The Court correctly held that because of the unfinished nature of juveniles' personalities, they can never be classified among those defendants who are depraved enough to be sentenced to death.
In Roper v. Simmons,1 the Supreme Court reversed a 1989 precedent2 and struck down the death penalty for crimes committed by people under age 18. Although the Court's claim that standards of decency have evolved significantly in that period is less than compelling, the result seems right.
The majority reached its conclusion in the face of a heinous murder, but that is probably because it takes a particularly compelling case for a jury to sentence ajuvenile to death. When Christopher Simmons was 17, he started talking about wanting to murder someone. On several occasions he discussed a plan-to commit a burglary, then tie up the victim and push him or her from a bridge-with his friends. He said they could "get away with it" because they were minors.3
Following this plan, he and a younger friend broke into the home of Shirley Crook. They bound and blindfolded her with duct tape and drove her to a state park. There they walked her to a railroad trestle, tied her hands and feet with electrical wire, covered her whole face with duct tape, and threw her into the river, where she drowned.

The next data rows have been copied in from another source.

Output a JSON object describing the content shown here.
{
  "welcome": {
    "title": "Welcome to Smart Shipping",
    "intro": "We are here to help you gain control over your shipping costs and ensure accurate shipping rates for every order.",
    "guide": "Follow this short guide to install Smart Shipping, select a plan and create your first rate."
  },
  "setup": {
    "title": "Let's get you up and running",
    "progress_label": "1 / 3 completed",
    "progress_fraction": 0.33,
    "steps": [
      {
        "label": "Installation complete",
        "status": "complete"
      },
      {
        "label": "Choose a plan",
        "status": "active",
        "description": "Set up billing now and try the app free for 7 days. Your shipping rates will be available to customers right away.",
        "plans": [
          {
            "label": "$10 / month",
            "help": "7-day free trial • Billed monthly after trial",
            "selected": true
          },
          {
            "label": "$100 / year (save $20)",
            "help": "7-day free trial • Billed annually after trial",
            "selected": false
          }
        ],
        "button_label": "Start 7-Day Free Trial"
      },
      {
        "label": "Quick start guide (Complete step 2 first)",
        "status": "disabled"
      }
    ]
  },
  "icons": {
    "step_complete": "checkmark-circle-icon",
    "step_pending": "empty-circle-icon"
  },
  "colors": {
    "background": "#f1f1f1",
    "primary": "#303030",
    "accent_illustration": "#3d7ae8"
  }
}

Because Simmons later bragged about the murder, the crime was not difficult to solve. Once in custody, he confessed and performed a videotaped reenactment of the crime.4 As a consequence, the guilt phase of the trial in Missouri state court was uncontested.
At the penalty phase, both sides brought up Simmons's age-the defense attorney arguing that he should not receive an adult sentence (meaning death) because he was not old enough to drink, serve on juries, or even see certain movies, and the prosecutor suggesting that his youthfulness made him all the more "scary."5
After Simmons's conviction was affirmed on appeal, the U.S. Supreme Court held in Atkins v. Virginia6 that the Eighth Amendment's prohibition of cruel and unusual punishment proscribes execution of the mentally retarded because "mental retardation ... diminishes personal culpability even if the offender can distinguish right from wrong."7
Simmons then petitioned for post-conviction relief, and Missouri's high court reversed his death sentence, concluding that Atkins suggested that the Eighth Amendment also prohibited the execution of juveniles.
The U.S. Supreme Court, in the opinion by Justice Anthony Kennedy, began its analysis by saying it has long held that "evolving standards of decency" govern the prohibition of cruel and unusual punishment.8 The Court recognized that in 1989, in Stanford v. Kentucky? it had upheld the death penalty for 16- and 17-year-olds after having struck it down the previous year for those under 16."'
But the Court also upheld the death penalty for the retarded11 in 1989 and then reversed that decision in Atkins. The question became whether-either because of statistics or a similarity in the moral issues involved in executing retarded and juvenile offenders-Stanford should also be reversed.
Beginning with the statistics, the Court noted that the same number of states-30-currently prohibit juvenile executions as had prohibited mentally disabled executions before Atkins. This includes the 12 states that prohibit the death penalty altogether. Moreover, only three states had actually executed a juvenile in the last 10 years.12
But in an illustration of former British Prime Minister Benjamin Disraeli's maxim that there are "lies, damned lies, and statistics," the dissenters pointed out that there were "currently over 70 juvenile offenders on death row in 12 different states (13 including the respondent)"13 and that the 18 death penalty states that forbid execution of juveniles constitute only 47 percent of states that allow the death penalty.14 "Words have no meaning if the views of less than 50 percent of the death penalty states can constitute a national consensus," Justice Antonin Scalia averred. …